Tama is renowned for their premium drums hardware, and with so many new drums in hot finishes all over the show, it would be easy to overlook one of the smallest innovations that every rock drummer should race out to purchase: the Sizzle Touch Drop Clutch STDC7. If you play a double-kick pedal setup, you need this without question, while single kick players may just want it for the simple ease of operation. When you need to make a fast transition off of your hi-hat pedal onto kick pedal #2, you just hit the coated drop clutch with your stick and your hat closes. When you’re ready to resume full hi-hat operation, you simply step on your hi-hat pedal once and your high-hat springs back to the open position. There have been similar types of products before, but this one works better than any solution we’ve tried.
We also loved the new Dyna-Sync HHDS1 Hi-Hat Stand.
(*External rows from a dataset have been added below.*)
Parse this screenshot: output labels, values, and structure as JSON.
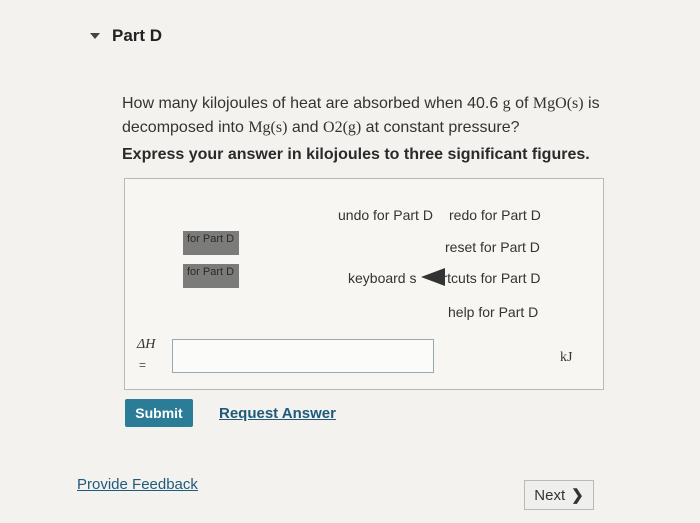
{
  "header": {
    "title": "Part D"
  },
  "question": {
    "p1": "How many kilojoules of heat are absorbed when 40.6 ",
    "g": "g",
    "p2": " of ",
    "mgo": "MgO(s)",
    "p3": " is",
    "p4": "decomposed into ",
    "mg": "Mg(s)",
    "p5": " and ",
    "o2": "O2(g)",
    "p6": " at constant pressure?"
  },
  "instruction": "Express your answer in kilojoules to three significant figures.",
  "toolbar": {
    "undo": "undo for Part D",
    "redo": "redo for Part D",
    "reset": "reset for Part D",
    "keyboard_prefix": "keyboard s",
    "keyboard_suffix": "rtcuts for Part D",
    "help": "help for Part D",
    "btn1": "for Part D",
    "btn2": "for Part D"
  },
  "answer": {
    "label": "ΔH",
    "equals": "=",
    "value": "",
    "unit": "kJ"
  },
  "actions": {
    "submit": "Submit",
    "request": "Request Answer"
  },
  "footer": {
    "feedback": "Provide Feedback",
    "next": "Next"
  }
}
It borrows from Tama’s kick pedal technology and shares the same dual-linkage connection as the popular Dyna-Sync bass drum pedal. We were floored by just how fast and tight the response was from this hi-hat design. Throw a set of smaller hi-hats on it and you’ll experience hi-hat pedal speed you never knew you had.
Always full of surprises, Yamaha's focus this year was on catering to the gigging drummer, offering a new lightweight, compact kit appropriately named the Stage Custom Hip drum kit, which borrows from the standard-sized Stage Custom Birch kit. Immediately evident are the relatively shallow depth dimensions of all the drums, especially the kick drum, which measured 20" X 8" deep; very shallow for a kick drum. However, their 6-ply birch shells provide plenty of power, volume, and punch when called for. A unique feature included with this kit is a hybrid floor tom/snare, which offers greater versatility and allows the drummer to experiment with more snare sounds.
Also new from Yamaha this year is their limited edition 14" X 5.5" Steve Gadd signature snare drum, which features a nickel-plated steel shell with aluminum die-cast hoops, Remo heads, Steve Gadd 10-strand snares, custom-designed snare bed, Steve Gadd badge, and certification card. Also included are a commemorative book and specialty black drum key. Only 200 of these snares are to be sold in the US.